Black Friday violence got even more weird if not “shocking” yesterday, if that’s possible.
A taser or stun gun appeared to be used in a Black Friday mall brawl between two females. See cell phone video embedded above.
The incident occurred at the Franklin Mills Mall in Philadelphia at about 2:30 am on Black Friday.
According to NBC News Philadelphia, “The video shows the two women punching each other and someone in the crowd yelling, ‘No, stop.’ After the two hit the ground, fighting, you can hear the crackle of what sounds like a stun gun and see fluorescent-colored sparks.”
The general manager of the mall had this to say about the alleged Black Friday taser attack:
“An isolated incident occurred in the early morning hours between two female shoppers, that was quickly stopped by our security team, and both women were escorted out of the mall. We are committed to the safety of our shoppers, retailers and employees and will not tolerate this unacceptable behavior.”
The mall later took to Twitter to deny that a taser was even used in the incident and also added that “the fight diminished quickly.”
In a separate incident, a woman who allegedly pulled out a stun gun in a dispute with another woman over a shopping cart in a Walmart parking lot arrested in New Jersey for illegal possession of the device.
Despite all the nationwide frenzy — and sporadic or not-so-sporadic outbreaks of violence at retail stores — the Wall Street Journal suggests that there are less to Black Friday bargains than meets the eye:
“Stores will be pulling out the stops on deep discounts aimed at drawing customers into stores. But retail-industry veterans acknowledge that, in many cases, those bargains will be a carefully engineered illusion. The common assumption is that retailers stock up on goods and then mark down the ones that don’t sell, taking a hit to their profits. But that isn’t typically how it plays out. Instead, big retailers work backward with their suppliers to set starting prices that, after all the markdowns, will yield the profit margins they want… The common assumption is that retailers stock up on goods and then mark down the ones that don’t sell, taking a hit to their profits. But that isn’t typically how it plays out. Instead, big retailers work backward with their suppliers to set starting prices that, after all the markdowns, will yield the profit margins they want.”
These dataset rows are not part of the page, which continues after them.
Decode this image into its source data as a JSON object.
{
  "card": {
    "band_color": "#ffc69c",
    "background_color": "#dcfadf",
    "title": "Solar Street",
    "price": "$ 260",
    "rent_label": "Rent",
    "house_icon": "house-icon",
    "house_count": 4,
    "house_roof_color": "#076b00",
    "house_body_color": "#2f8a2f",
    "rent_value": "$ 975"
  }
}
One headline writer generically referred to Black Friday fights as “Brawlmart.” Do you think that if these Black Friday fever-induced brawls continue to escalate that lawmakers will eventually enact regulations putting an end to in-store Black Friday sales?
[thumbnail image credit: jasonbain]